Reining competitions demonstrate a horse’s responsiveness to the rider by having the rider take the horse through a pattern. The pattern includes things such as flying lead changes, spins, and sliding stops. 

Western Dressage

Western Dressage is also a horse and rider combination performing a pattern, however, the emphasis is more on the horses’ movements and way of going. The pattern consists of the three different gaits and the horse and rider are scored for each movement performed. 


Gymkhana competitions include horses and riders competing in timed events that include barrel racing, pole bending, stakes racing, and other timed events. Because, Gymkhana tests speed and agility as horses perform the set pattern for each competition, with the fastest times winning each event. 


In a trail competition, horse and rider negotiate a series of obstacles that they may find on a trail ride.

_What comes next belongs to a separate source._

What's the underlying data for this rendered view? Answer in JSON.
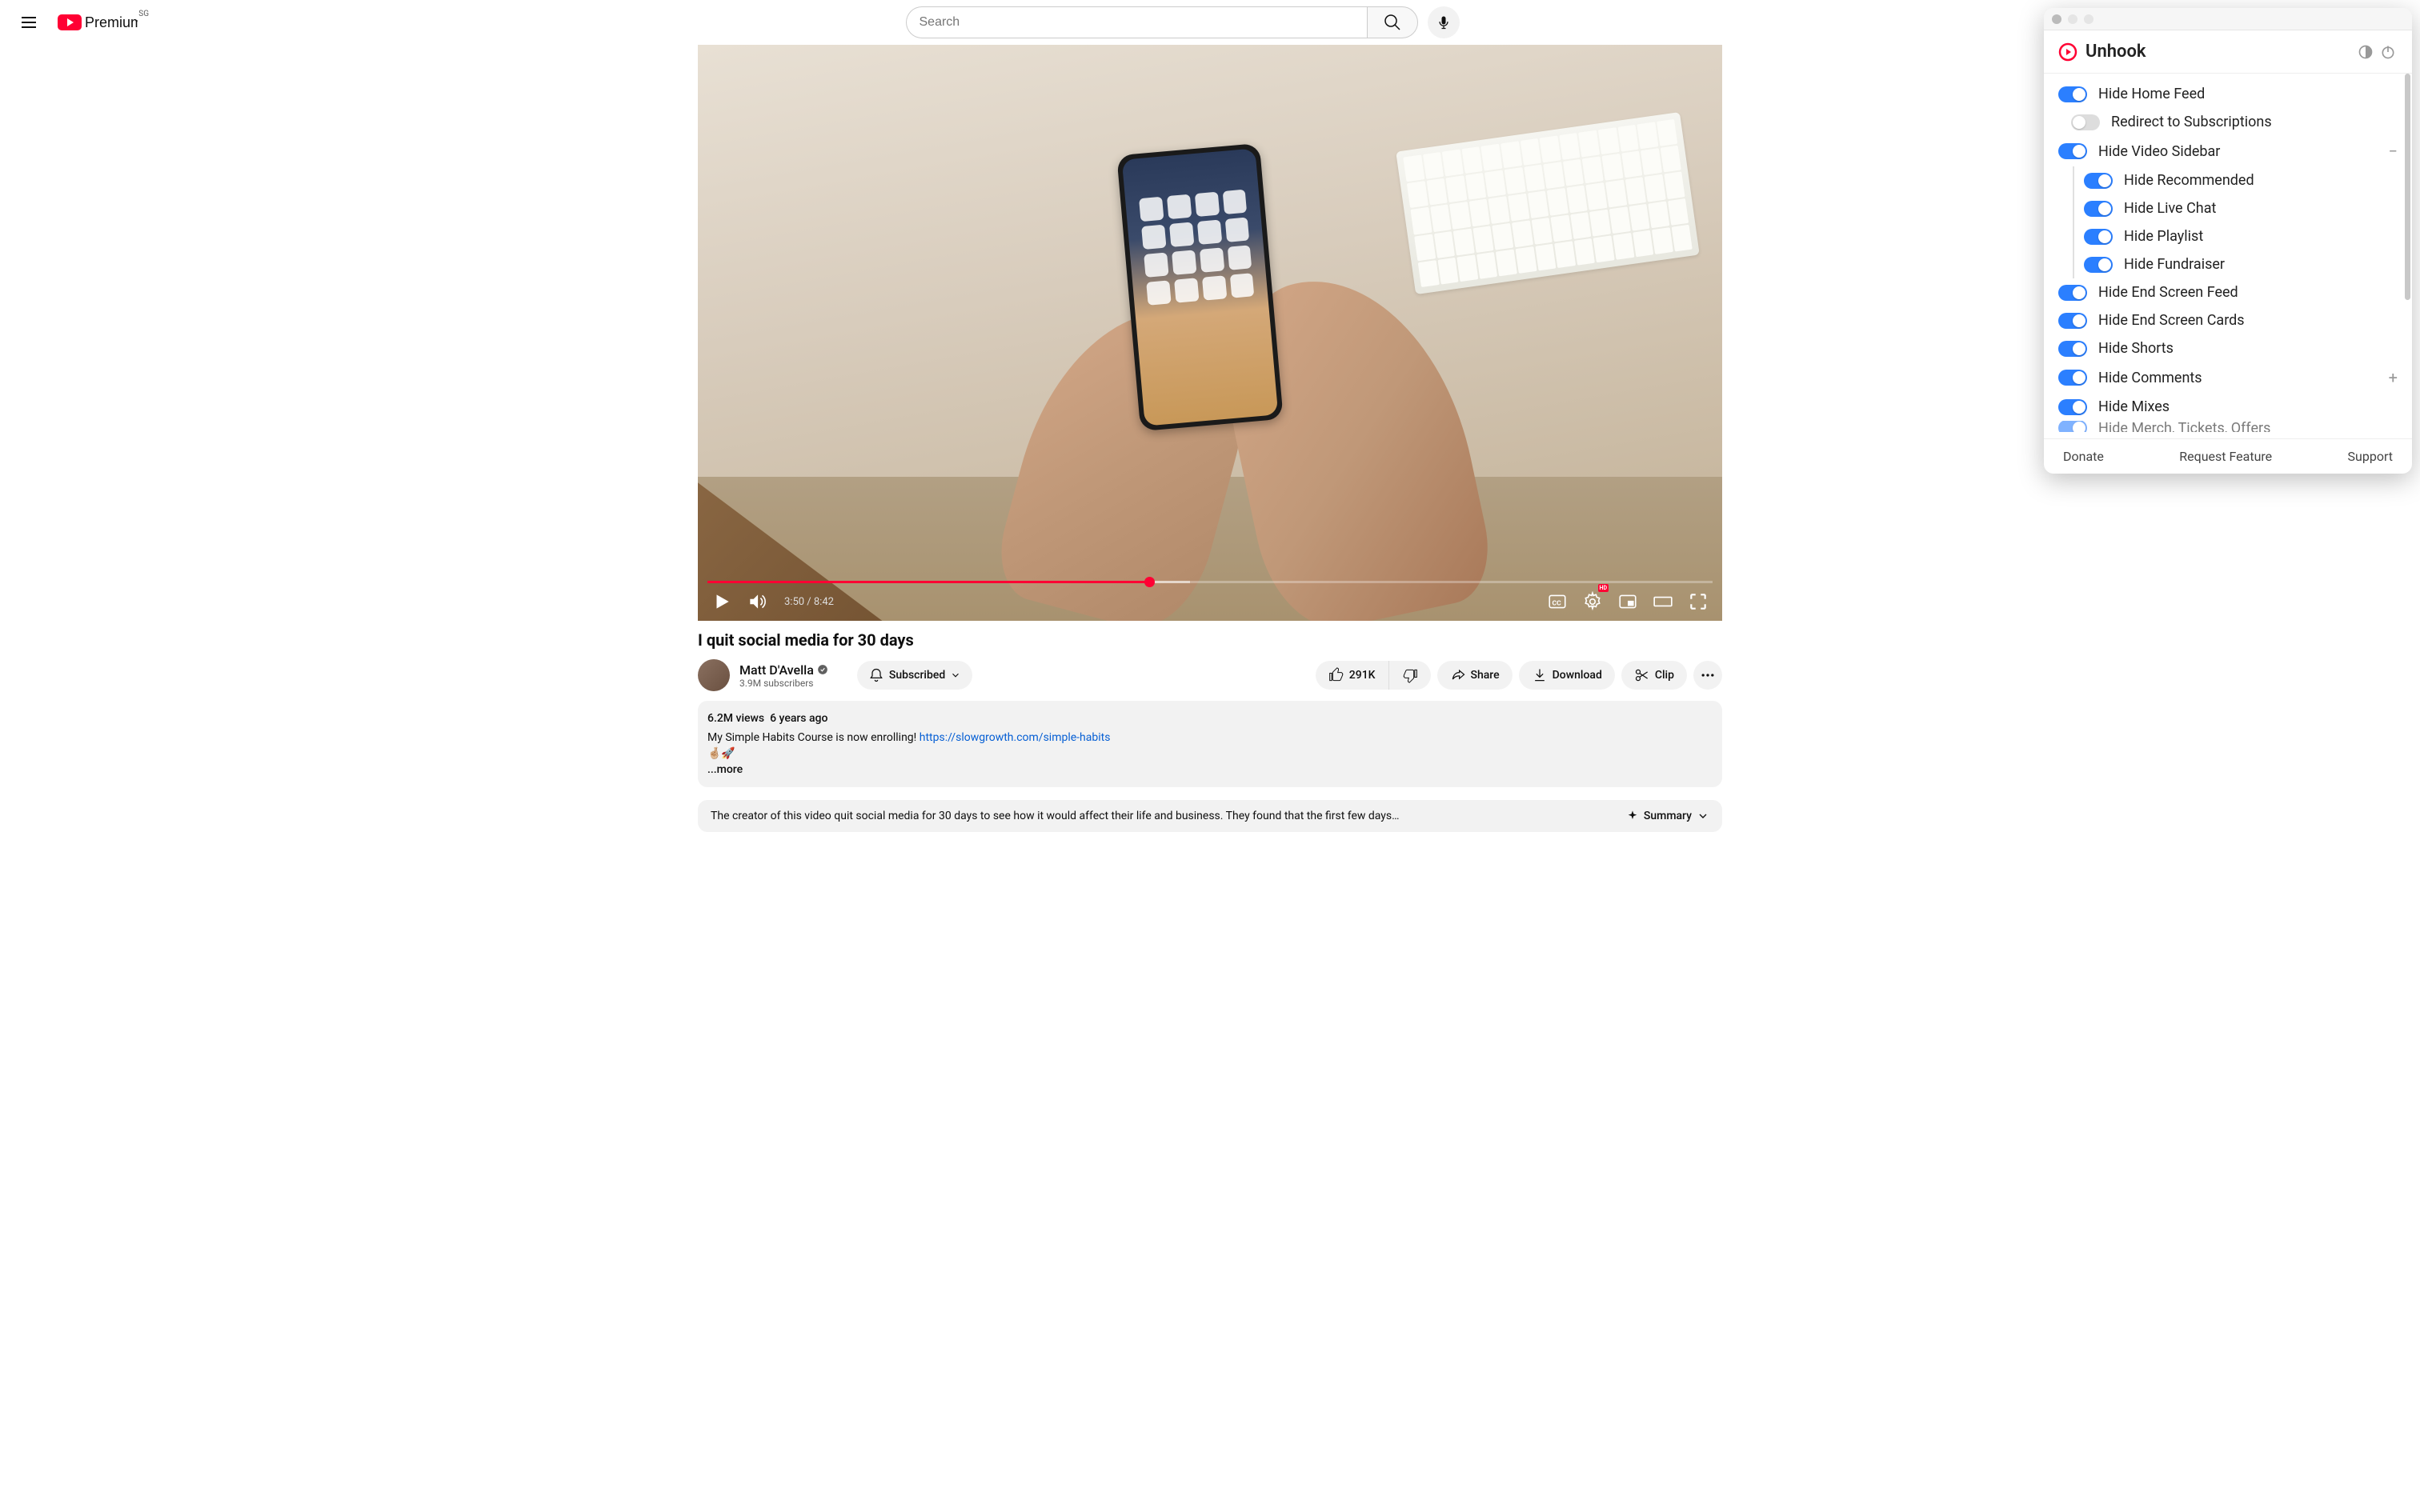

They may be asked to do things like open, walkthrough, and close a gate, retrieve an item out of a mailbox, walk over a bridge, and back through a path of poles on the ground without touching them. 

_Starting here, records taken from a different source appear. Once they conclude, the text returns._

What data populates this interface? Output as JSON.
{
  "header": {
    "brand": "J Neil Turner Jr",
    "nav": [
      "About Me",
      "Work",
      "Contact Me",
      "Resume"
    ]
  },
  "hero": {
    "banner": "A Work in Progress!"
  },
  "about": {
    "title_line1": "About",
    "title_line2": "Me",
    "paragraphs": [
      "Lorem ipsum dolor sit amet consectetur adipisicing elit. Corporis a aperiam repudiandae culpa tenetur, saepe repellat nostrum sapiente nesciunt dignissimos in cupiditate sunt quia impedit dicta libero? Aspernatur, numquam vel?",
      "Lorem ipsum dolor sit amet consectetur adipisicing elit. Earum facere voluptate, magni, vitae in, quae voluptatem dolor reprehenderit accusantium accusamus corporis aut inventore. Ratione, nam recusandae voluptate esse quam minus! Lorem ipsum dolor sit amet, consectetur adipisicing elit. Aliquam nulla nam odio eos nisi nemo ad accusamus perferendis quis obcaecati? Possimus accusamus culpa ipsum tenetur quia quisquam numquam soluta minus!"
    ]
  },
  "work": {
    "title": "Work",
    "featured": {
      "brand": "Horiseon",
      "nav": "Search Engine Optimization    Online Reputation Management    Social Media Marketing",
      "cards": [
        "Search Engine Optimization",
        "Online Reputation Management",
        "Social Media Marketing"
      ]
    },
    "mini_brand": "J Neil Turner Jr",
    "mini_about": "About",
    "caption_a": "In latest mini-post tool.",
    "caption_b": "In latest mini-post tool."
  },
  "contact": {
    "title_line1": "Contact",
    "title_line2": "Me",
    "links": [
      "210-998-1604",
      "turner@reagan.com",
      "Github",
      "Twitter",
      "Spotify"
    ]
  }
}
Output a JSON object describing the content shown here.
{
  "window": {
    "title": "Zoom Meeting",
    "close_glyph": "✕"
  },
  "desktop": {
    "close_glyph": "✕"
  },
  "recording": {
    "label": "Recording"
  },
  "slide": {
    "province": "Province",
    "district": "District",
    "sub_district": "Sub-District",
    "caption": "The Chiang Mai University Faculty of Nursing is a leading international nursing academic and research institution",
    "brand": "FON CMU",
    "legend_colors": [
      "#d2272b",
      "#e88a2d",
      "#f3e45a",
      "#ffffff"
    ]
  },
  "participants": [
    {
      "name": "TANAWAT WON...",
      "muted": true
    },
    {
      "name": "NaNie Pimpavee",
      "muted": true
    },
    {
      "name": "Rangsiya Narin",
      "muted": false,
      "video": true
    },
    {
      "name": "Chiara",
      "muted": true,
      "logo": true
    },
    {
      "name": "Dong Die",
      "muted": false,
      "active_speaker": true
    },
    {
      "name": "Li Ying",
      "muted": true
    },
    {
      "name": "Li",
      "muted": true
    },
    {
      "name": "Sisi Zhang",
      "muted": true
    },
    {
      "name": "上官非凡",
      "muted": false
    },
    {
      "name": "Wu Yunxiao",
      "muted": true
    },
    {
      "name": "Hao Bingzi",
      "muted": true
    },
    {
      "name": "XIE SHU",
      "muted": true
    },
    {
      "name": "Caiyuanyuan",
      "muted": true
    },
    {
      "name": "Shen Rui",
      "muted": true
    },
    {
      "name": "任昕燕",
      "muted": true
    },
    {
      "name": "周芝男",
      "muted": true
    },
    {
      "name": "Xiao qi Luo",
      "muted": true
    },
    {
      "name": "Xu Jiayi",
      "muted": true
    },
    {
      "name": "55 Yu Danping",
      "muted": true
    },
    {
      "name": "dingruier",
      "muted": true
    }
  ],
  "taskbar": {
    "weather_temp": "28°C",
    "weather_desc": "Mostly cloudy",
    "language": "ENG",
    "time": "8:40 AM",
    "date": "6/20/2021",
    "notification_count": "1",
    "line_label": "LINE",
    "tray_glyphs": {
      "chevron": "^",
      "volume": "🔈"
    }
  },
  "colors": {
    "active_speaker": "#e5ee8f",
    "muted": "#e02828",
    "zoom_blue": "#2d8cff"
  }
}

English Events

Hunter Jumpers

Hunter jumper competitions compete both over fences and on the flat. The over fence classes should demonstrate the horse’s capability to be a good field hunter. The horse should jump quietly and obediently and in good form. In a flat class, a group of horses is judged at the walk, trot and canter for manners and way of movement. In a flat


Equitation classes are similar to hunter-jumper classes except that instead of judging the horse, the rider’s form and effectiveness is judged. Riders compete over jumps and on the flat, and may be asked to do a pattern. 

Show Jumpers

The objective of show jumping competitions is for the horse to jump quickly around a series of jumps without earning faults. Faults are accumulated by knocking down rails, by having a refusal, or by exceeding the time allowed. If more than one horse jumps the first round clear, a jumpoff is held. The jump-off determines the winner.  Riders win by getting the least amount of faults in the fastest time. 


Dressage competitions require horses and riders to perform a test. During the test, scores are given for each movement measuring the horse’s obedience and suppleness. Dressage is often compared to ballet, as it requires very precise movements. The highest levels take many years of training to achieve. 


Eventing is similar to a triathlon, as it combines three components: dressage, cross country, and show jumping. A horse trial or three-day event, as competitions are called, often takes place over two or three days. Horses and riders do a dressage test first. Then they do the cross country phase, where they gallop and jump over natural obstacles following a course through fields and the woods, and they end with a show jumping competition. The horse and rider who have accumulated the lowest number of faults win the entire competition. 

Is English or Western Easier?

For a beginner or novice rider, western riding tends to be a bit easier to learn. The larger saddle with its deeper seat offers a bit more security, and western gaits are slower and smoother than English gaits. English riding tends to require more balance as riders learn to steer and use their hands, seat, and legs independently of one another. 

At the higher levels, both disciplines are challenging and require years of learning and training. Certainly as an advanced western rider, learning to rope cattle or tactfully ride a gymkhana pattern at high speed takes precision and practice. The same holds true for the advanced levels of English riding no matter which type a rider pursues. 

While western riding developed in America, and English riding originally developed in Europe, both can be found all over the world, with the majority of western competitions still taking place in the United States. 

No matter which discipline a rider chooses, riders of both English and western will enjoy learning their craft, and then honing their skills into a specific genre of that discipline. Some riders may even find more than one discipline that appeals to them, or they may change disciplines during their riding career. Whatever discipline you choose, you are certain to find a rewarding connection with horses and have fun at the same time!